You enter a room, it is empty except for a large red button in the center. What do you do?

>>Push the button
>>Leave the button alone

Stage 2 will unlock a top-down adventure game like the original Zelda. Stage 3 will be low-poly Wolfenstein-esque maze level. The gist is you have to navigate through these rooms and explore your way around to find the buttons and progress to the next level. Sometimes the puzzles will be mechanical, other times psychological, other times skill-based. And as the game progresses, the graphics evolve to be more and more complete and beautiful. The simplest action (pushing a button) will unlock ever increasing complex levels that evolve as time progresses.

This is also my first 3D game. Having only starting living in a 3D world a short 9 weeks ago, I’m still pretty rough on the whole thing. Good thing this is a prototype, I think I can manage creating assets for a low-res version of rooms and things. We chose Unity for our platform, since it’s much much easier to learn than UDK, for both me and the engineers. And I think I’d like to do more sound for this one, I haven’t done any sound on the games previous to this one.

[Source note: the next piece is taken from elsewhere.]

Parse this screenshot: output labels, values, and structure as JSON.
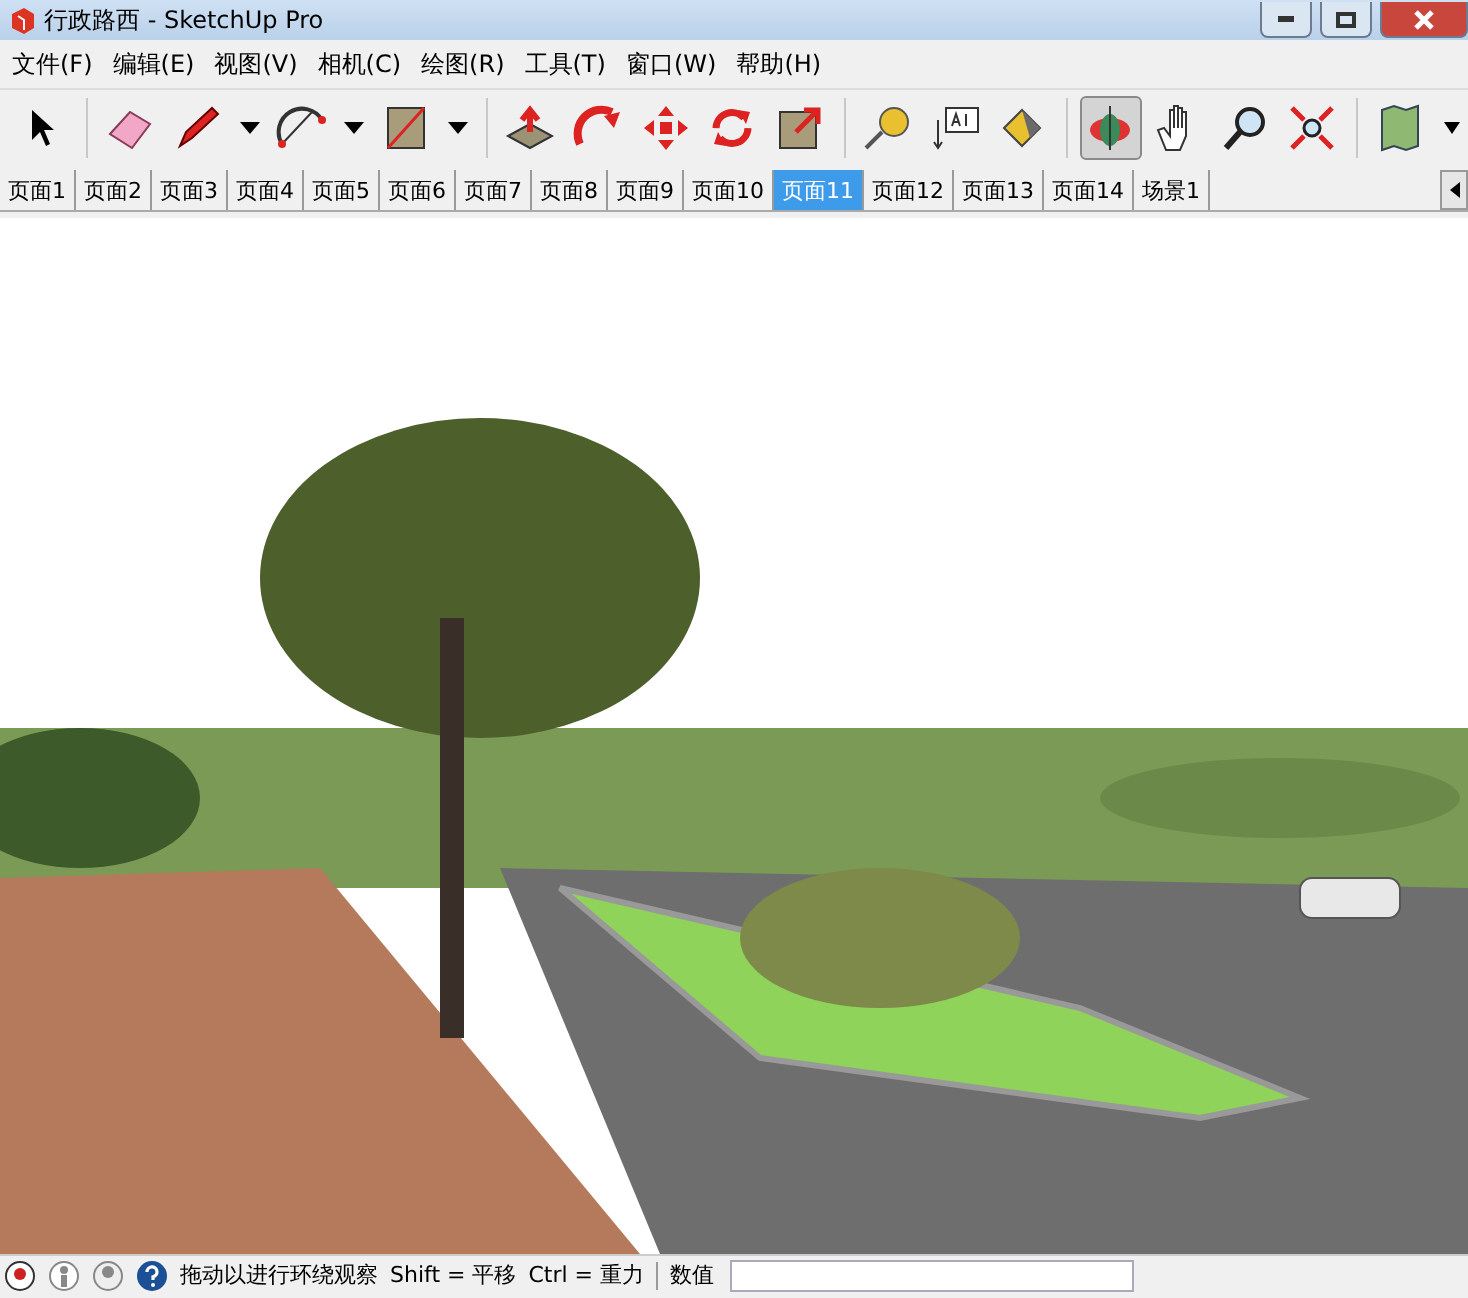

So we’ll see what happens, there is still some refining that needs to happen, and we still need an end goal/win state and a bit of narrative to help shape the game as a whole.